Outcomes revealed at present by the Confederation of Tomorrow survey from the non-profit Environics Institute for Survey Analysis present Albertans’ sense of feeling disrespected in confederation and feeling the province receives lower than its justifiable share of federal spending have declined since 2019.
When researchers divided ballot outcomes by Albertans’ political leanings, govt director Andrew Parkin mentioned they discovered a rising divide.
“There’s two Albertas, and so they’re stepping into two very totally different instructions,” Parkin mentioned in a Tuesday interview.
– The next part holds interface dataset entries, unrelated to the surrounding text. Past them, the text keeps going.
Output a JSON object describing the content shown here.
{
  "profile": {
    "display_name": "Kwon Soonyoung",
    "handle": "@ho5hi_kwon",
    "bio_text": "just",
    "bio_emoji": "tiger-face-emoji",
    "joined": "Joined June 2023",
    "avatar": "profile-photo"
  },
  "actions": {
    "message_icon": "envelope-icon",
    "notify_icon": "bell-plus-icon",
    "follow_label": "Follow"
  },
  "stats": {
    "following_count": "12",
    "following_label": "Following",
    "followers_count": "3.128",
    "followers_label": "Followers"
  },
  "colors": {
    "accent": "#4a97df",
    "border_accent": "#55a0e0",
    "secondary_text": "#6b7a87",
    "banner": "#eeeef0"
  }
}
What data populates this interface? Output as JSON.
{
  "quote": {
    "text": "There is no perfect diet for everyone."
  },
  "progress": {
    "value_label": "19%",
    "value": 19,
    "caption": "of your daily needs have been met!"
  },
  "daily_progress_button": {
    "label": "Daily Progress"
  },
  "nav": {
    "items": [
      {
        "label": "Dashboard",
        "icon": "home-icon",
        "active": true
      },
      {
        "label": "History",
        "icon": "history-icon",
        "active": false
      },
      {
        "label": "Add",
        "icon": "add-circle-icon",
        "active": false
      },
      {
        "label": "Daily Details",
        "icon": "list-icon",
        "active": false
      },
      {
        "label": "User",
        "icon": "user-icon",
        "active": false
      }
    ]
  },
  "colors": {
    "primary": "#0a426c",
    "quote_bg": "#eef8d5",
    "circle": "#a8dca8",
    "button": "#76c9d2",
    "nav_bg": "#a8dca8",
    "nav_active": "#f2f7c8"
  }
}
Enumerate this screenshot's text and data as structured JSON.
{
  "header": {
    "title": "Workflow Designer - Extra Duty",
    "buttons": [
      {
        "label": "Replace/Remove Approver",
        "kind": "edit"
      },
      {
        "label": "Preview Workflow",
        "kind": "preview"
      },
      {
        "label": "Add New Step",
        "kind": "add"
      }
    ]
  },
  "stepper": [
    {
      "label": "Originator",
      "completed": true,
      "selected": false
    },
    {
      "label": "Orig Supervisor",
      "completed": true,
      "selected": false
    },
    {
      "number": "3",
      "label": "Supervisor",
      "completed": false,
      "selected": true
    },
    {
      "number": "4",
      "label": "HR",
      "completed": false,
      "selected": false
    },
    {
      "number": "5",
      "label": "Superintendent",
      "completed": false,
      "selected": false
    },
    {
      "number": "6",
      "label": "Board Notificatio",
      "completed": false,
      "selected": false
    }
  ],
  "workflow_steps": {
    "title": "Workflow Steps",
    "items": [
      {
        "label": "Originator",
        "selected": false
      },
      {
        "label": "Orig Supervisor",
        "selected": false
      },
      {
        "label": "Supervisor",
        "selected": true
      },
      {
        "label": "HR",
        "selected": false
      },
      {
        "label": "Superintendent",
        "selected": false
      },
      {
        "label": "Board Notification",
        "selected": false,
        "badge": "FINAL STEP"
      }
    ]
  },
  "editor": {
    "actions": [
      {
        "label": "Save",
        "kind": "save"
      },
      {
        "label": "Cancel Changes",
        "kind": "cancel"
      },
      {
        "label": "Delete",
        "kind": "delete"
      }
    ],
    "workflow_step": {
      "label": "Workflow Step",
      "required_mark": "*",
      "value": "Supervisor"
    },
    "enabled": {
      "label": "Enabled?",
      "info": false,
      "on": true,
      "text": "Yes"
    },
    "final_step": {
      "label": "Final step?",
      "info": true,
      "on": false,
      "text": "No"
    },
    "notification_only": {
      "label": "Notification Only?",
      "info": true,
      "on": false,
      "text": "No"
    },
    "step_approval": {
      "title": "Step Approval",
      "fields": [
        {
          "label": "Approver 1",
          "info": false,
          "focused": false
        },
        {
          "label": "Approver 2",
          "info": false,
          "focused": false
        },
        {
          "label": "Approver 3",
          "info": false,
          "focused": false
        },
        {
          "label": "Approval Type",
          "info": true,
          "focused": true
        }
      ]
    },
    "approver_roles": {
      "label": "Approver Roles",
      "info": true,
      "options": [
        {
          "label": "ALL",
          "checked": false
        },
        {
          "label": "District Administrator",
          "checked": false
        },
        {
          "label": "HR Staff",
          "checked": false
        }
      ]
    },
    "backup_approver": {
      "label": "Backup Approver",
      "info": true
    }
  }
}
College of Alberta political science professor Jared Wesley, who does comparable analysis however was not concerned within the Environics research, says Albertans skilled a surge in emotions of western alienation after the 2019 federal election.
Whereas Alberta and Saskatchewan voters shut out all Liberal candidates, and Conservatives received the favored vote nationally, the federal Liberals shaped a minority authorities.
Environics has surveyed Canadians since 2019 about their sense of regional alienation. The most recent survey of 5,300 individuals, carried out on-line in 10 provinces between Jan. 26 and Feb. 9 and by cellphone within the territories from Jan. 24 to Feb. 26, recommend Newfoundland, Saskatchewan and Nunavut residents felt among the many least revered and influential within the nation.
The 533 Albertans surveyed have been evenly cut up about whether or not “Western Canada will get so few advantages from being part of Canada that they may as effectively go it on their very own,” the outcomes recommended.
After they cut up the Alberta respondents into UCP and NDP supporters, the researchers’ outcomes recommended individuals who again the UCP are nonetheless as indignant at Ottawa as they have been in 2019.
A minimum of 80 per cent of that celebration’s supporters mentioned Alberta is not handled with the respect it deserves, fails to get its justifiable share of federal funding, and lacks a justifiable share of affect on nationwide choices. Solely about 4 in 10 Alberta NDP backers appeared to share that sentiment.
The survey started about six weeks after the Alberta legislature handed the Alberta Sovereignty Inside a United Canada Act. It purports to permit the legislature to move a movement, empowering the provincial authorities to refuse to implement federal legal guidelines or guidelines it deems unconstitutional or dangerous to Alberta’s pursuits.
Because the act handed in December, no MLA has launched a movement proposing the federal government use the sovereignty act.
Parkin mentioned the survey outcomes recommend the sovereignty act did not relieve the fury UCP supporters felt in regards to the state of federalism.
“They are not taking their foot off the fuel simply because that act handed,” he mentioned.
Outcomes additionally indicate the UCP authorities could have hit a ceiling in attracting voters by pledging to battle again in opposition to Ottawa, since NDP supporters are dropping curiosity within the difficulty, Parkin mentioned.
Latest public opinion polls present the 2 events almost tied for public assist, with the Alberta Get together and the Wildrose Independence Get together of Alberta trailing far behind.
Wesley says Environics’ outcomes mirror his personal Alberta survey outcomes by way of the Frequent Floor undertaking, funded by the College of Alberta’s Kule Institute for Superior Examine.
These outcomes, revealed a yr in the past, recommended the sense of alienation is totally different between city and rural dwellers, Wesley mentioned.
Wesley mentioned though a majority of Albertans really feel “jilted by the hands of Ottawa,” analysis additionally exhibits few of them wish to act on these sentiments.
What they need are options, together with extra federal authorities jobs in western Canada and higher illustration on the Senate, he mentioned.
Politicians promising to construct a firewall across the province are making a mistake, Wesley mentioned.
“[Albertans] do not view politics that means,” Wesley mentioned. “They do not prefer to view their id as being Albertan or Canadian. Or Alberta first, versus Canadian first.”